We were walking down an abandoned country road and it was cold, wet and rainy. Two large, angry dogs followed us. Their owner, an upset farmer from across the road, soon joined them.

And it was a great day because my son and I were geocaching.

Geocaching is a treasure-hunting game in which the participants use a Global Positioning System (GPS) receiver to hide and seek containers. The weatherproof containers are called caches and contain such “treasures” as trinkets, small toys, inexpensive trade items or coins. Most caches also contain a logbook to record finds.

While geocaching and the use of GPS devices did not originally start as an educational activity, there are some opportunities for geography and social studies teachers to use the idea. You can find a good example of a geocaching / gps lesson plan at the Alabama Learning Exchange.

There are also lots of resources online:

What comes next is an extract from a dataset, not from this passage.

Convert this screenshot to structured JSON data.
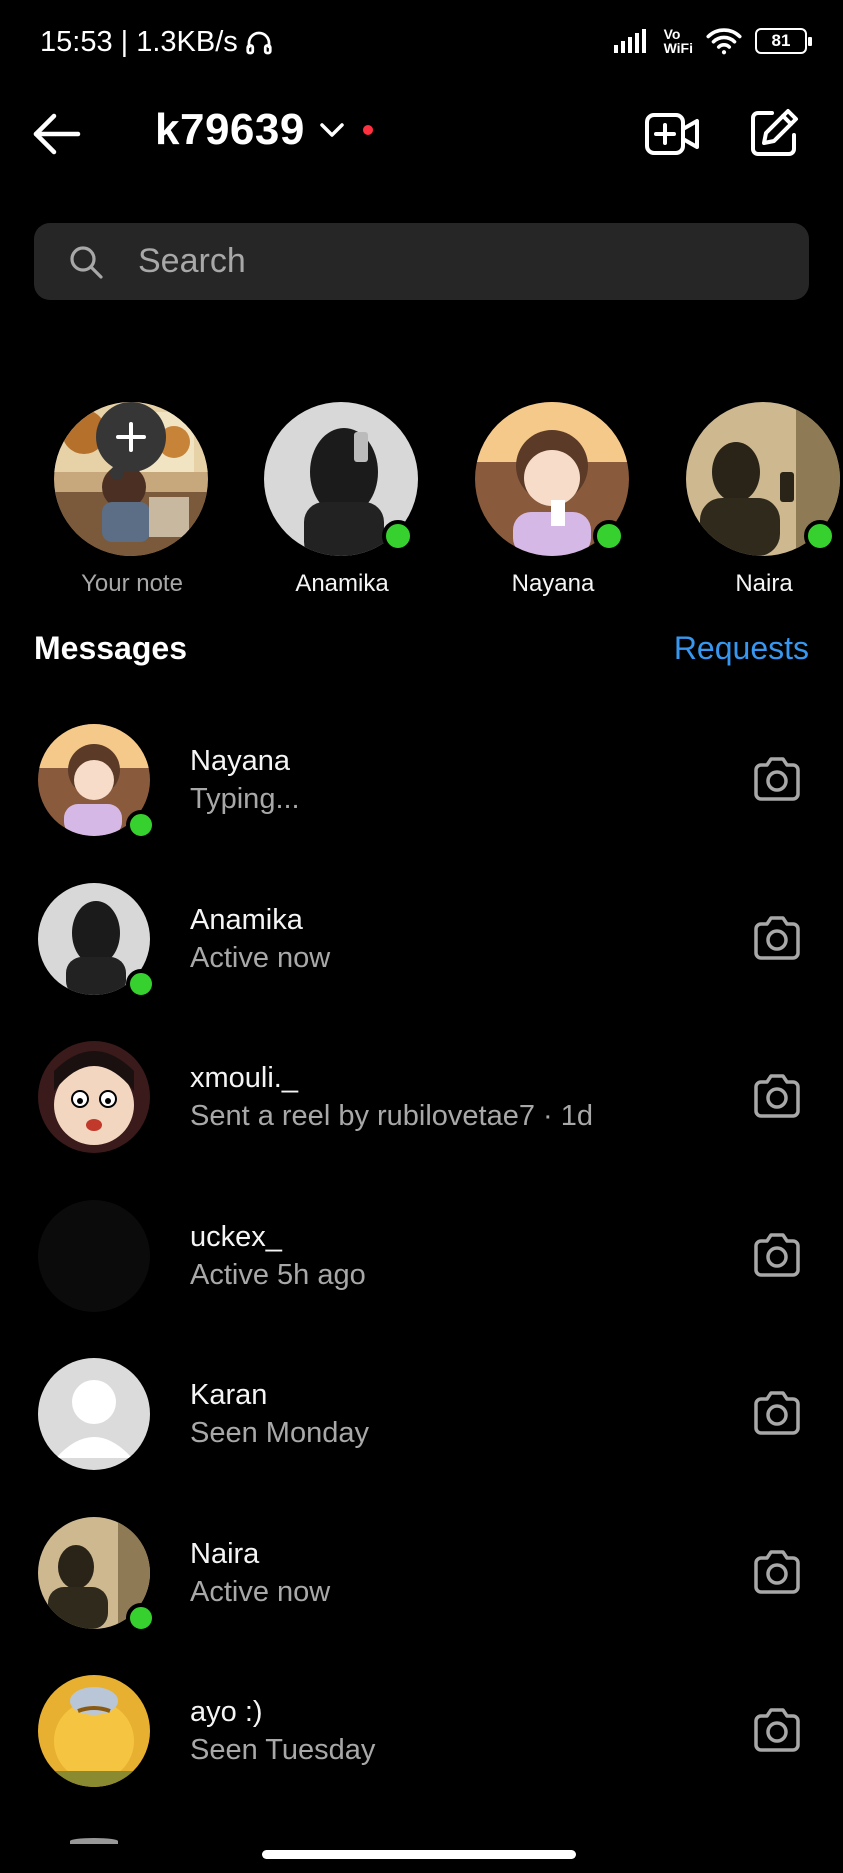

Geocaching
The granddaddy of geocaching sites. Membership is free allowing you to record and locate caches. Some nice info here.
Terracaching
The favorite grandson of geocaching sites. Much like the grandfather but claims to be more selective in hosting “fun, memorable and challenging caches.”
Cacheopedia
“Cacheopedia is a wiki-based online encyclopedia, reference, and guide for the sport of geocaching. It is a source for geocaching FAQs, articles, definitions, guides, and a whole lot more.”
A Beginner’s Guide to Geocaching
A basic overview of the process with some nice tutorials
Geocaching with Kids
Some good suggestions and ideas for using caching with kids as well as a few more links.
Geocacher University
A large site with lots of tips, downloads and caching links (though I could do without the ads!)


The dogs and angry farmer?

We made a new friend who, when he found out that there was treasure buried just across his yard, called off his dogs and joined in the search!

Have fun!

“Farmer.” MadMonk’s Photostream 26 July 2006. 17 Apr 2008 http://www.flickr.com/photos/zarwan/200240253/.